According to the Citizens for Tax Justice, if the Bush tax breaks for the top 2 percent are extended, these are some of the people who will benefit and what kind of benefits they will receive: Rupert Murdoch, the CEO of News Corp, would receive a $1.3 million tax break next year. Mr. Murdoch is a billionaire. Do we really think he needs that? Jamie Dimon, the head of JPMorgan Chase, is doing just fine. Vikram Pandit, the CEO of Citigroup, the bank that got a $50 billion bailout, would receive $785,000 in tax breaks. Ken Lewis, the former CEO of Bank of America - a bank that got a $45 billion bailout - the guy is already fabulously wealthy - would receive a $713,000 tax break. The CEO of Wells Fargo; these are the largest banks in America, the CEO of these banks are already making huge compensation. John Stumpf, who is the CEO of Wells Fargo, would receive a $318,000 tax break every single year.

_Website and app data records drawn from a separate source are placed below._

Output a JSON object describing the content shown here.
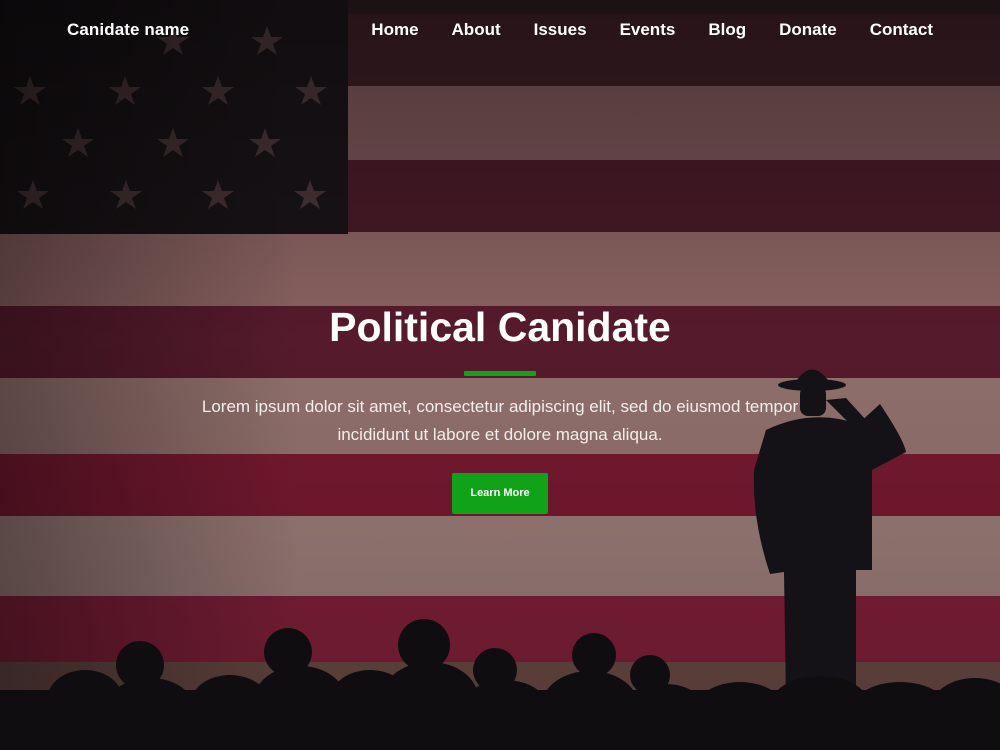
{
  "nav": {
    "brand": "Canidate name",
    "items": [
      {
        "label": "Home"
      },
      {
        "label": "About"
      },
      {
        "label": "Issues"
      },
      {
        "label": "Events"
      },
      {
        "label": "Blog"
      },
      {
        "label": "Donate"
      },
      {
        "label": "Contact"
      }
    ]
  },
  "hero": {
    "title": "Political Canidate",
    "description": "Lorem ipsum dolor sit amet, consectetur adipiscing elit, sed do eiusmod tempor incididunt ut labore et dolore magna aliqua.",
    "button_label": "Learn More"
  },
  "colors": {
    "accent": "#10a31a",
    "text": "#ffffff"
  }
}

The CEO of Morgan Stanley, John Mack, whose bank got a $10 billion bailout, would receive a $926,000 a year tax break. The CEO of Aetna, Ronald Williams, would receive a tax break worth $875,000.
I constrast that, as I did earlier, to the fact that two days ago, the Presiding Officer and I and a total of 53 members of the Senate said, you know, maybe we should provide a $250 check this year to seniors on Social Security and to disabled vets because they haven’t gotten a COLA for two years - a $250 check. People making $14,000, $15,000 a year desperately need a little bit of help. We couldn’t get one Republican vote. But when it comes to the CEO of a major bank who is already a multimillionaire - we are talking about $6 million, $7 million, $8 million a year in tax breaks… this is not what we should be doing as a nation.
Furthermore, I know President Obama and others have said, Well, let’s not worry, because these tax breaks are just temporary - just temporary. They are only going to be given for two years. I have been in Washington long enough to know that when you give a temporary tax break for two years, you are, in fact, given a long-term tax break or maybe even a permanent tax break. Because two years from now, the same arguments will be made: if you do away with those tax breaks for the rich, you are raising taxes. Do you want to raise taxes, a terrible thing to do? That same argument will be made.
But there is one difference. The difference is that when President Obama ran for President and since he has been President, he has time and time again come out against those tax breaks. He does not believe in them. I believe him, and I know that he doesn’t. But if he is the Democratic candidate for President and he says: Reelect me to be President because in the future I am going to really get rid of these tax breaks, I am afraid his credibility is not very high because that is what he said last time. I guess there is a limit as to how many times you can cry wolf.” —Senator Bernie Sanders. December 10, 2010. (via pantslessprogressive)